All posts by Jeff Salmon

Surrogate UAS

Above: Hart Drobish, president of Courtney Aviation, was a contractor to the forest service flying the air tactical control platforms on the Happy Camp Complex wildfire. Additionally, Drobish served as a ground liaison contact on the project, managing the flow of infrared and visual imagery from the aircraft to the end users. Combining UAV technology...

Legal UAS

Until the final FAA rules are in place for UAS incorporation in national airspace, the Section 333 exemption petition process is the only way to legally fly UAS for commercial applications in the United States. In late 2014, Government Accounting Office (GAO) stated, “The consensus of opinion is the integration of unmanned systems will likely...

The Next Generation of UAVs

The future of unmanned aerial vehicles for the geospatial profession looks to include bigger platforms for better sensors. A Drone by Any Other Name The question came up recently: “What’s the difference between a drone and a UAV?” The short answer is: none, the terms are synonymous. Which opens up a big can of alphabet...

The New Spacescape

Small satellites are changing who dominates the field of satellite remote sensing. Move over military and government policy and regulation. Make way for private companies and even the public.   There are big changes afoot in the satellite remote-sensing field: improved technology as well as regulatory shifts enabling the application of this technology (see “New Markets for Satellite...

State of: UAS

Multiple names and acronyms are used for this technology: UAS, UAV, and the sadly ubiquitous “drone.” The mapping industry avoids the military connotation of “drone” and prefers UAS (unmanned aerial system) to UAV (unmanned aerial vehicle). UAS encompasses the entire system: the unmanned aircraft and sensor package, the ground control system, the control link, a...

State of: Close-Range Photogrammetry

By definition, close-range photogrammetry (CRP) is simply photogrammetric data collection and processing where the subject is less than 1,000 feet away.
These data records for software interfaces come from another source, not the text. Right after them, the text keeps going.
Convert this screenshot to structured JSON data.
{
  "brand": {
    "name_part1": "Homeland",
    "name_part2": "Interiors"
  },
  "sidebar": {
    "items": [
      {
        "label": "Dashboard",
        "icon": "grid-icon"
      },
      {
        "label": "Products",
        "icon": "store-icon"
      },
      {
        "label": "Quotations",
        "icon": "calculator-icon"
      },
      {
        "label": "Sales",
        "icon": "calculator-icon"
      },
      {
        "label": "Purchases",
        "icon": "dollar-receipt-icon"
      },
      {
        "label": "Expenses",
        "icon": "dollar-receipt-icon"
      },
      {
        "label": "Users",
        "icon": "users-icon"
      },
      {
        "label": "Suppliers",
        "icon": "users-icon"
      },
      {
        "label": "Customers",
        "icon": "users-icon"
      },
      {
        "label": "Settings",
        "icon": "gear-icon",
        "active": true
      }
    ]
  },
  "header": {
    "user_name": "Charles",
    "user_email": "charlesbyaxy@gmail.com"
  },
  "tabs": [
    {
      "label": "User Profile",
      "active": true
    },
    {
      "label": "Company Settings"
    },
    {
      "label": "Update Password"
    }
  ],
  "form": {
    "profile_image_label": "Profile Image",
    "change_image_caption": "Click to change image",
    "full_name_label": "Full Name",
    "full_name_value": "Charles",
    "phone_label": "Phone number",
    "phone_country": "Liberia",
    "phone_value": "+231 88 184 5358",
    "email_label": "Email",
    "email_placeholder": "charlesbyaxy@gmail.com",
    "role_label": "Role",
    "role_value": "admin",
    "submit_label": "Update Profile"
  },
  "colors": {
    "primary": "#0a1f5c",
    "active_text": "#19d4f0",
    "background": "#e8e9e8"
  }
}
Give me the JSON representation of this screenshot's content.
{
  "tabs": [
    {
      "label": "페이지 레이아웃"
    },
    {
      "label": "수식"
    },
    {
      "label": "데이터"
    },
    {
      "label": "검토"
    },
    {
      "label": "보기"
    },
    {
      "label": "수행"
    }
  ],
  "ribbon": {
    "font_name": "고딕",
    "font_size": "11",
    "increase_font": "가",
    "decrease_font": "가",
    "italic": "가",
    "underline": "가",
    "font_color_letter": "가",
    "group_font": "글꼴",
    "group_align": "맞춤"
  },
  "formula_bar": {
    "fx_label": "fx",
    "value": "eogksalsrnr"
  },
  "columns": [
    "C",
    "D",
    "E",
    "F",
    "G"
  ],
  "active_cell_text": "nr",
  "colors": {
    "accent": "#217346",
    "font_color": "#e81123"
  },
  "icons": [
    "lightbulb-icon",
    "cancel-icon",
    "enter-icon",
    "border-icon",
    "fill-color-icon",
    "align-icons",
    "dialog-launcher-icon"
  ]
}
Collection methods can be both ground- or aerial-based, and the final output can be rendered either two- or three-dimensionally. Several factors have made this a powerful tool for geospatial professionals. The strongest of these...